You do. And also, when you ferment the seed like this, it destroys all the seed-born diseases that we're liable to have problems with as gardeners. So, it breaks down the flesh. And then, we actually let them go for a couple of days. But now, you have to be careful, because since that growth inhibiting chemical is gone, the seeds will sprout in this wet mixture. So, you wait for just a couple of days. We actually pour this into a sieve under a stream of water. And we kind of rub it with our fingers to wash the flesh on through the sieve.

Shelley:
You're just getting the gel washed away.

Kent:
Then, we take a container-- and we have printed the name with an indelible marker on the container--

Shelley:
So we don't get our seeds mixed up.

Kent:
Yes. And then, we take these seeds and we just plop them out onto a coffee filter. And then, we take this and put this into the container. We let this just dry in here. The filter just kind of wicks away the moisture from the seeds and they dry on down just fine. Seeds like cucumber are ready to store when they will break instead of bending. Then you put them into a airtight container-- something like a peanut butter jar with a good amount of rubber under the lid-- Then put that in a cool, dry place.
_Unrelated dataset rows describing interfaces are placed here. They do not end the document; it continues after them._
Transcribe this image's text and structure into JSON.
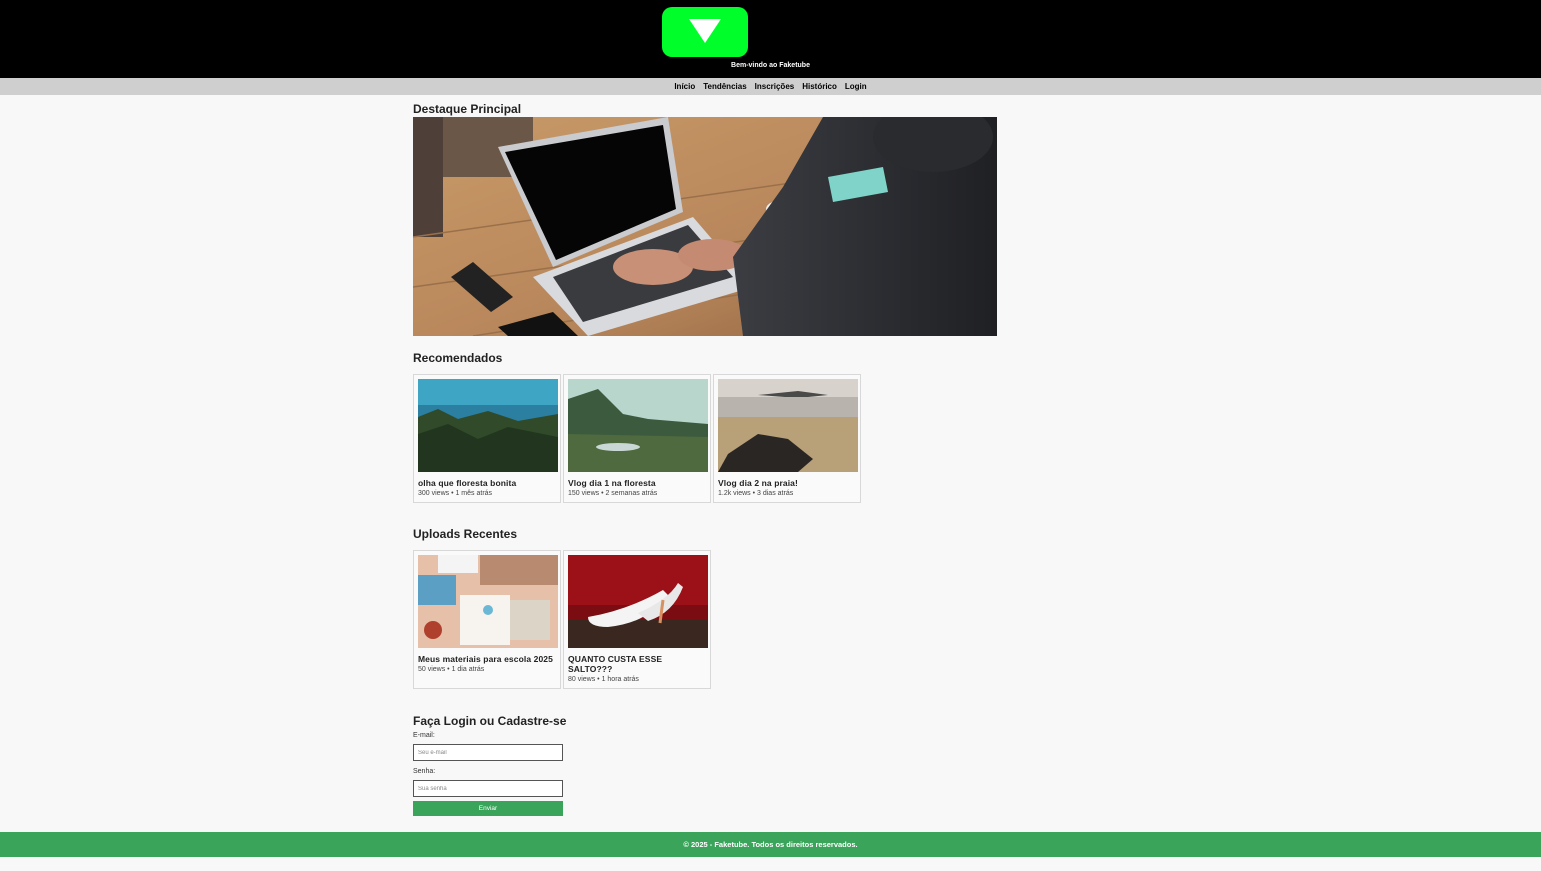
{
  "header": {
    "welcome": "Bem-vindo ao Faketube",
    "logo_icon": "play-triangle-logo-icon",
    "logo_color": "#00ff2a"
  },
  "nav": {
    "items": [
      "Início",
      "Tendências",
      "Inscrições",
      "Histórico",
      "Login"
    ]
  },
  "featured": {
    "title": "Destaque Principal"
  },
  "recommended": {
    "title": "Recomendados",
    "videos": [
      {
        "title": "olha que floresta bonita",
        "meta": "300 views • 1 mês atrás"
      },
      {
        "title": "Vlog dia 1 na floresta",
        "meta": "150 views • 2 semanas atrás"
      },
      {
        "title": "Vlog dia 2 na praia!",
        "meta": "1.2k views • 3 dias atrás"
      }
    ]
  },
  "recent": {
    "title": "Uploads Recentes",
    "videos": [
      {
        "title": "Meus materiais para escola 2025",
        "meta": "50 views • 1 dia atrás"
      },
      {
        "title": "QUANTO CUSTA ESSE SALTO???",
        "meta": "80 views • 1 hora atrás"
      }
    ]
  },
  "login": {
    "title": "Faça Login ou Cadastre-se",
    "email_label": "E-mail:",
    "email_placeholder": "Seu e-mail",
    "password_label": "Senha:",
    "password_placeholder": "Sua senha",
    "submit": "Enviar"
  },
  "footer": {
    "text": "© 2025 - Faketube. Todos os direitos reservados."
  },
  "colors": {
    "accent_green": "#3aa45a",
    "header_bg": "#000000",
    "nav_bg": "#cfcfcf"
  }
}
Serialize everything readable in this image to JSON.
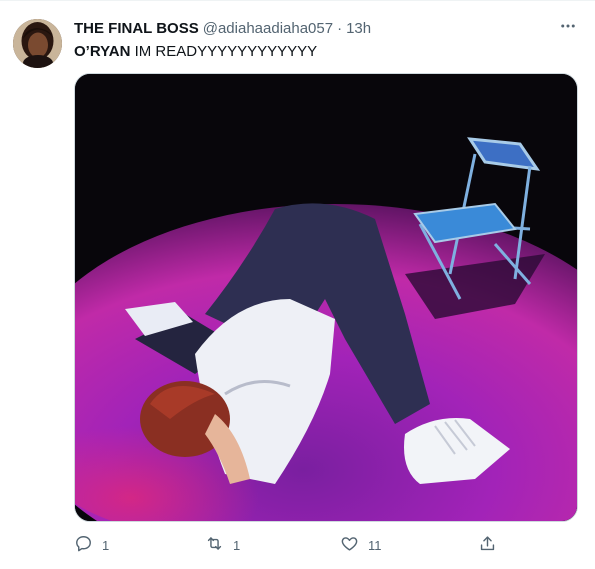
{
  "tweet": {
    "display_name": "THE FINAL BOSS",
    "handle": "@adiahaadiaha057",
    "separator": "·",
    "time": "13h",
    "mention": "O’RYAN",
    "text": " IM READYYYYYYYYYYYY",
    "media_description": "",
    "actions": {
      "reply_count": "1",
      "retweet_count": "1",
      "like_count": "11"
    }
  },
  "icons": {
    "more": "more-horizontal-icon",
    "reply": "reply-icon",
    "retweet": "retweet-icon",
    "like": "heart-icon",
    "share": "share-icon"
  },
  "colors": {
    "secondary_text": "#536471",
    "primary_text": "#0f1419",
    "border": "#cfd9de"
  }
}
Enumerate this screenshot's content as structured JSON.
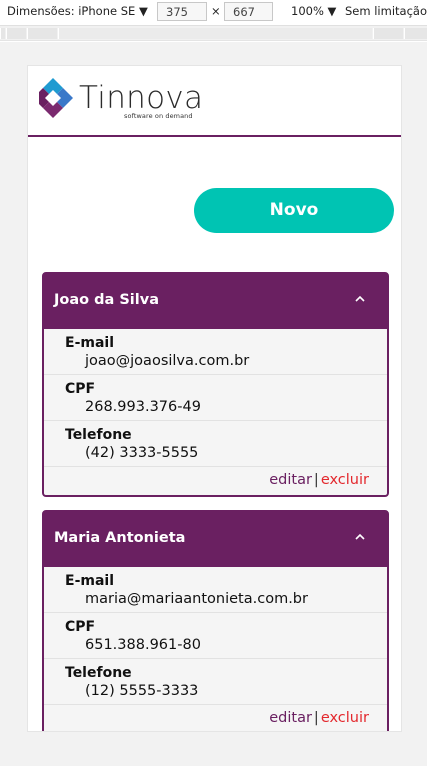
{
  "devtools": {
    "dimensions_label": "Dimensões: iPhone SE",
    "dropdown_caret": "▼",
    "width": "375",
    "times": "×",
    "height": "667",
    "zoom": "100%",
    "zoom_caret": "▼",
    "throttle": "Sem limitação"
  },
  "header": {
    "logo_text": "Tinnova",
    "logo_tagline": "software on demand"
  },
  "toolbar": {
    "new_label": "Novo"
  },
  "contacts": [
    {
      "name": "Joao da Silva",
      "email_label": "E-mail",
      "email": "joao@joaosilva.com.br",
      "cpf_label": "CPF",
      "cpf": "268.993.376-49",
      "phone_label": "Telefone",
      "phone": "(42) 3333-5555",
      "edit_label": "editar",
      "separator": "|",
      "delete_label": "excluir"
    },
    {
      "name": "Maria Antonieta",
      "email_label": "E-mail",
      "email": "maria@mariaantonieta.com.br",
      "cpf_label": "CPF",
      "cpf": "651.388.961-80",
      "phone_label": "Telefone",
      "phone": "(12) 5555-3333",
      "edit_label": "editar",
      "separator": "|",
      "delete_label": "excluir"
    }
  ],
  "colors": {
    "brand_purple": "#6a2061",
    "accent_teal": "#00c4b3",
    "delete_red": "#e3282d"
  }
}
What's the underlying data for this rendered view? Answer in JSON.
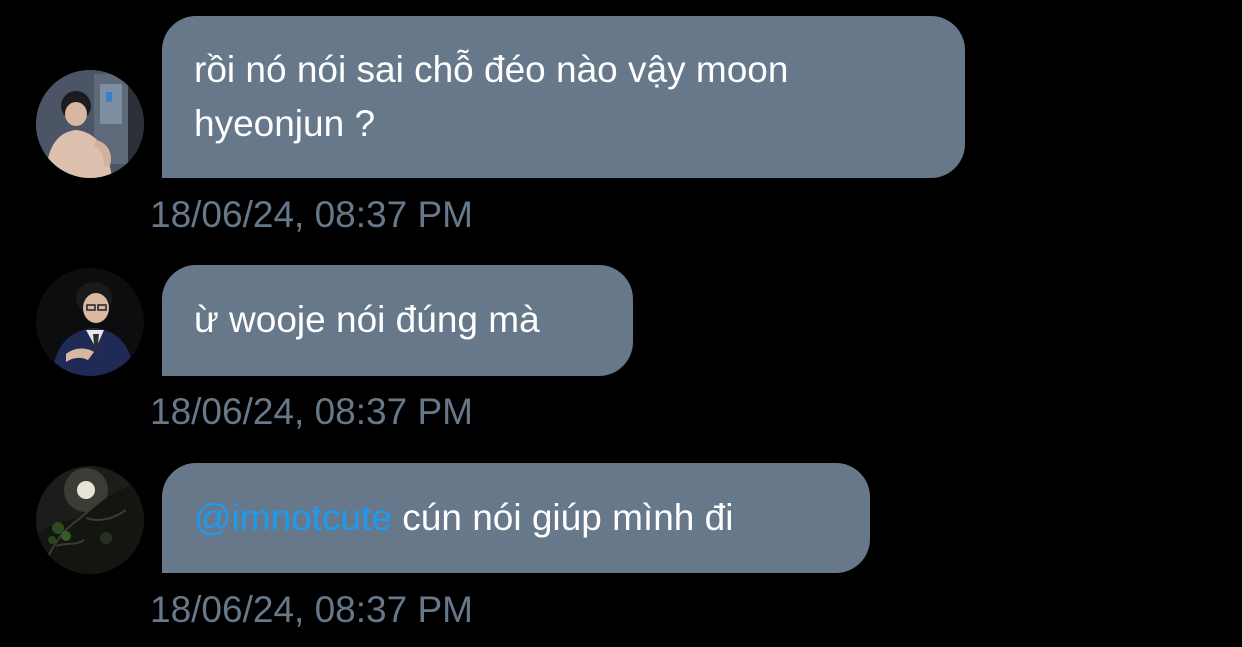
{
  "messages": [
    {
      "avatar_icon": "user-avatar-photo-indoor",
      "text_lines": [
        "rồi nó nói sai chỗ đéo nào vậy moon",
        "hyeonjun ?"
      ],
      "timestamp": "18/06/24, 08:37 PM"
    },
    {
      "avatar_icon": "user-avatar-photo-suit",
      "text": "ừ wooje nói đúng mà",
      "timestamp": "18/06/24, 08:37 PM"
    },
    {
      "avatar_icon": "user-avatar-photo-night-tree",
      "mention": "@imnotcute",
      "text": " cún nói giúp mình đi",
      "timestamp": "18/06/24, 08:37 PM"
    }
  ],
  "colors": {
    "background": "#000000",
    "bubble": "#66788a",
    "bubble_text": "#ffffff",
    "mention": "#1d9bf0",
    "timestamp": "#66788a"
  }
}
Shelley:
Then they're ready next spring.

Kent:
Yes.

Shelley:
One thing I have to ask you real quick. These cucumbers look far past prime. I assume this is when we want to save the seeds?

Kent:
Yes. For tomatoes, just when they're ripe is fine. But with cucumbers, we actually let them go past maturity, actually, to the point where they're getting a little bit soft.

Shelley:
So, they're squishy, okay. Well, thank you very much, Kent.

Kent:
It's quite all right.

Shelley:
For more information on saving all kinds of garden varieties of seeds, this is a great book. It's published by Seed Savers Exchange.

EPISODE SEGMENTS+

Funding for The Wisconsin Gardener is provided, in part, by The Wisconsin Master Gardener Association.